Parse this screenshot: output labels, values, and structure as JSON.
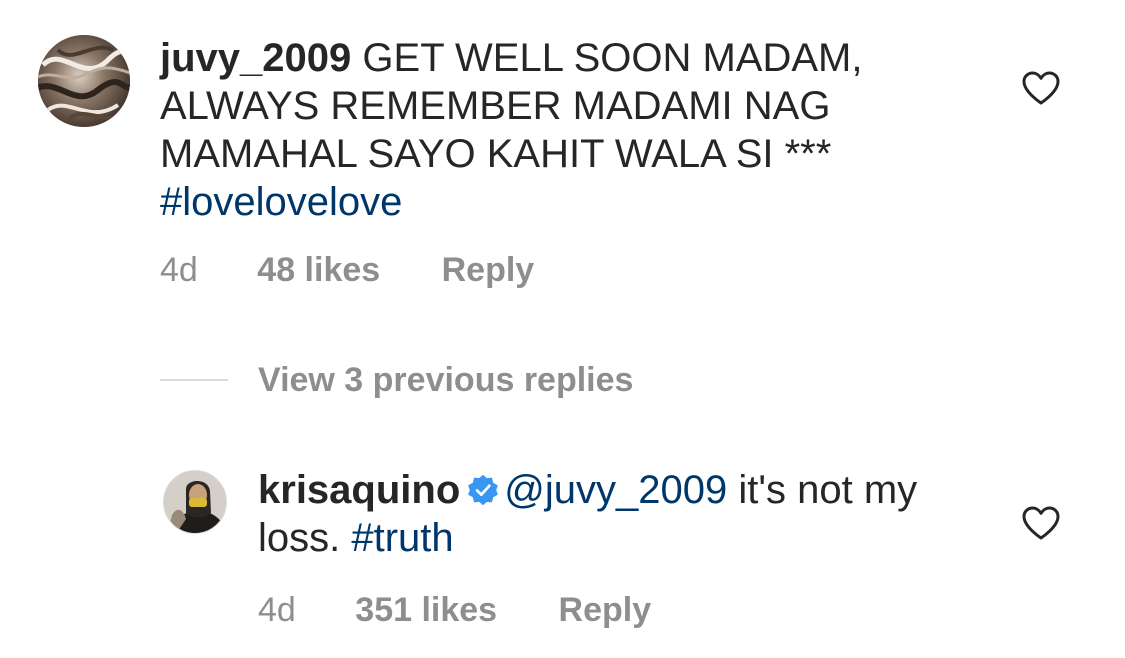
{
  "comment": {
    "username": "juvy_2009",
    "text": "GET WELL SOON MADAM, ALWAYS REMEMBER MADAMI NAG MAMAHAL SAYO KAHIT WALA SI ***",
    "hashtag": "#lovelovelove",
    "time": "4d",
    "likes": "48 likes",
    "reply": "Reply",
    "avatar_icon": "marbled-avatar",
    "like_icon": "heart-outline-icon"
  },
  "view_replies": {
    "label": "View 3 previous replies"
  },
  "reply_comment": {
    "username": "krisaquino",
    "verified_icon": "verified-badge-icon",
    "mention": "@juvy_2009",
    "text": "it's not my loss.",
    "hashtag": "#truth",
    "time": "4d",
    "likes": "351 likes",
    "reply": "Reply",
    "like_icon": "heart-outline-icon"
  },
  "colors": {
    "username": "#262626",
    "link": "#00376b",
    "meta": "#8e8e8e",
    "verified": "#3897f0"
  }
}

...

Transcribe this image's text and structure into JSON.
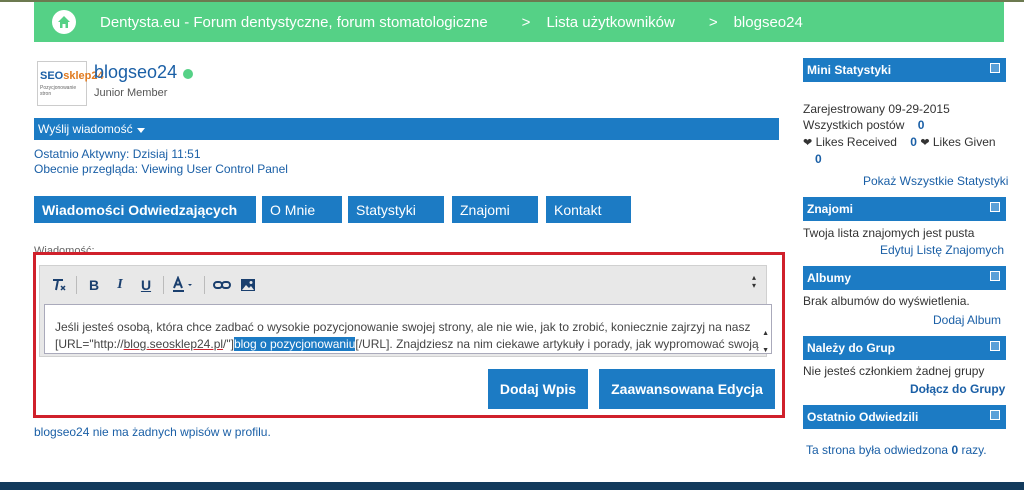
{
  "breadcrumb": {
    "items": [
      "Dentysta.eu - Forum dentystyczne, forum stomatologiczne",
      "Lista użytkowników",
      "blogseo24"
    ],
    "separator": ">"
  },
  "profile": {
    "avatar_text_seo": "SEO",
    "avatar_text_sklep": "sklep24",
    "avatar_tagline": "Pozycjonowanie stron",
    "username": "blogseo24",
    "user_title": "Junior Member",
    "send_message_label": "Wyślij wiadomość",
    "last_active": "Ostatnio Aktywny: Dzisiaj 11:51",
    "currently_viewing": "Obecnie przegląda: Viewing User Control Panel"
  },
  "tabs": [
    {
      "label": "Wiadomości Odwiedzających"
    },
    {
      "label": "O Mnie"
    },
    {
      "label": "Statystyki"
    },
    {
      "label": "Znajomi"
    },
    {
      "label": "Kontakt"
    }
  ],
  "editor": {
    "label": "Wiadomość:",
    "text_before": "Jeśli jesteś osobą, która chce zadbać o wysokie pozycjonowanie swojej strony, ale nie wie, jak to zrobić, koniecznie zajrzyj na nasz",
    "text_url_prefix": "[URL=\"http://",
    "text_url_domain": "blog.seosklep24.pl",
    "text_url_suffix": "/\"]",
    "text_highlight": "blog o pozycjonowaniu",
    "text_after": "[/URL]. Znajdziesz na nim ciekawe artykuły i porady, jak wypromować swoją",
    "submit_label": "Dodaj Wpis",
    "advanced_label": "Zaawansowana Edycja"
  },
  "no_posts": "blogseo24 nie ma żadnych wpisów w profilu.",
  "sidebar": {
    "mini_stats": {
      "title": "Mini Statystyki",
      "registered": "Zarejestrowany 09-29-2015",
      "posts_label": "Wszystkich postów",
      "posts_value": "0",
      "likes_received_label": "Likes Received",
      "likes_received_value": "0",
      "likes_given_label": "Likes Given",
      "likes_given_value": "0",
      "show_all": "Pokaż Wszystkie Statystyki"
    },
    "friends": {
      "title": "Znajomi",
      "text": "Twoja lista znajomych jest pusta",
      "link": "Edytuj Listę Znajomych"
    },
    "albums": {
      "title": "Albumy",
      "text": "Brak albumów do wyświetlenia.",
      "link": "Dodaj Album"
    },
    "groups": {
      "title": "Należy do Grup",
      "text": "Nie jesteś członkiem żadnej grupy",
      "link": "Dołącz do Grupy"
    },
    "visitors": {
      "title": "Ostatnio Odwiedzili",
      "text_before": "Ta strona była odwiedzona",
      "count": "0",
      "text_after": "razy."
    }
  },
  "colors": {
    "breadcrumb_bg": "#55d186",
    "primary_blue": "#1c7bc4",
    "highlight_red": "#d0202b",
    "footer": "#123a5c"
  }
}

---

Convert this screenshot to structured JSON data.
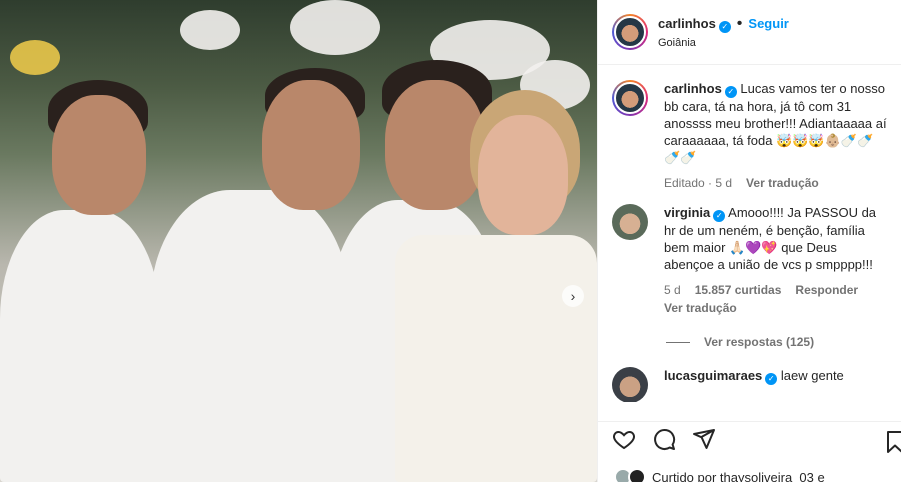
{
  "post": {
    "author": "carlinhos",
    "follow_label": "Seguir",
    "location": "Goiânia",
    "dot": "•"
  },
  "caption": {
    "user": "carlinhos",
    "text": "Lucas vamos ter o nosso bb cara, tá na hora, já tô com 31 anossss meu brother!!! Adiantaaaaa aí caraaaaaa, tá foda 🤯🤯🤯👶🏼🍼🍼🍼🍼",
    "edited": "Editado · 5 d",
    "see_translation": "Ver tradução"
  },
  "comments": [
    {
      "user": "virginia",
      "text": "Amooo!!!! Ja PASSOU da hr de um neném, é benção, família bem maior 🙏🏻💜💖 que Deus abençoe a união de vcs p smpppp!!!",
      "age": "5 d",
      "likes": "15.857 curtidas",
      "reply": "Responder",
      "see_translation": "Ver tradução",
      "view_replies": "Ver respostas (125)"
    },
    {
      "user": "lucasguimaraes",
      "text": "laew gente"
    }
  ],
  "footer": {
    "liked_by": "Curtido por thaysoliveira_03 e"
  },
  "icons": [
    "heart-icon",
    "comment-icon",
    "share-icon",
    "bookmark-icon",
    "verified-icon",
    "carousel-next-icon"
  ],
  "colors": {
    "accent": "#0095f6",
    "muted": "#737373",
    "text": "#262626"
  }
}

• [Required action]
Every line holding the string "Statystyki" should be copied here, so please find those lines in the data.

• [Reply to the exercise]
      "label": "Statystyki"
      "title": "Mini Statystyki",
      "show_all": "Pokaż Wszystkie Statystyki"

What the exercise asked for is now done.